CONSERVATORSHIP

A conservatorship is established when the court appoints an individual (the conservator) to have custody and control of the property of another individual (the protected person) whose decision-making capacity is so impaired that they are unable to make, communicate or carry out important decisions concerning financial affairs. Under a general (or full) conservatorship, the conservator has the authority to make all financial management decisions on behalf of the protected person, except those that require prior court approval. Under a limited conservatorship, the conservator has only those specific powers set by the court. A standby conservatorship may be established if an individual is currently able to handle his/her own financial affairs, but anticipates a time where a conservator may be necessary and chooses a specific person to serve as conservator if the need arises. Standby conservatorships only take effect upon the occurrence of an event specified in the petition.

monthly budget

Once appointed, the conservator is responsible for protecting and preserving the protected person's estate, which includes investing it prudently, accounting for it, performing all other duties required and delivering the assets of the protected person to the entitled person(s) at the termination of the conservatorship. Unless otherwise limited by the documents establishing the conservatorship, a conservator has the authority to:

  • Review financial records and broker statements;

  • Manage bank accounts and use accounts to receive payments and make deposits;

  • Balance account ledgers and maintain a complete and accurate record of all funds flowing through the accounts;

  • File income tax returns; and

  • Locate and maintain deeds and insurance policies.

With prior court approval, the conservator may also:

  • Invest funds;

  • Make gifts on the protected person's behalf from conservatorship assets to whom or to which such gifts were regularly made prior to the appointment or on showing that such gifts would benefit the protected person. No gift shall be allowed which would foreseeably prevent adequate provision for the protected person's best interest.

  • Make payments consistent with the conservator's plan directly to the protected person or to others for the protected person's education and training needs.

  • Use the protected person's income or assets to provide for any person that the protected person is legally obligated to support.

  • Compromise, adjust, arbitrate, or settle any claim by or against the protected person or the conservator.

  • Make elections for the protected person who is the surviving spouse.

  • Exercise the right to disclaim on behalf of the protected person.

  • Sell, mortgage, exchange, pledge, or lease the protected person's real and personal property.

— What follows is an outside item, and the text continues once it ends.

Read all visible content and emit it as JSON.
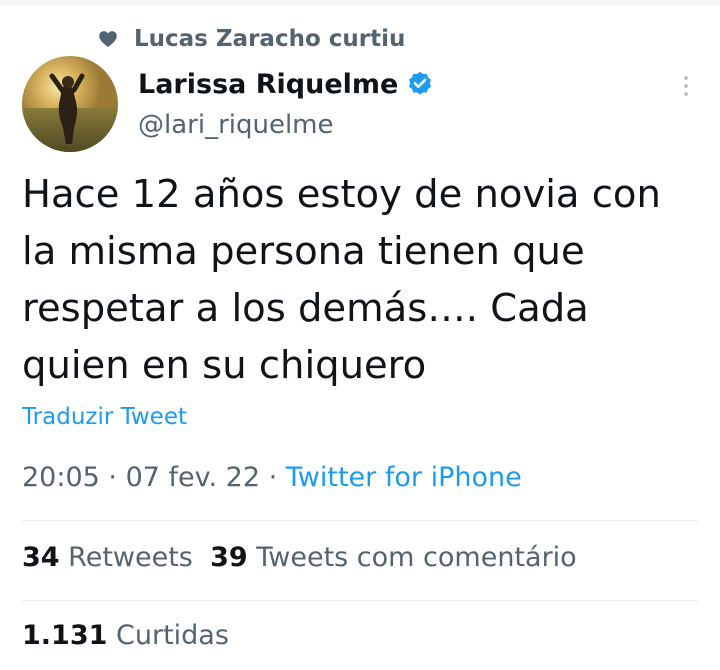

Upon court approval, a conservatorship may terminate if the conservator is removed or resigns, or when the protected person reaches the age of majority, is determined to no longer need a conservator, dies, or has an estate whose assets no longer exceed the amount of charges and claims against it.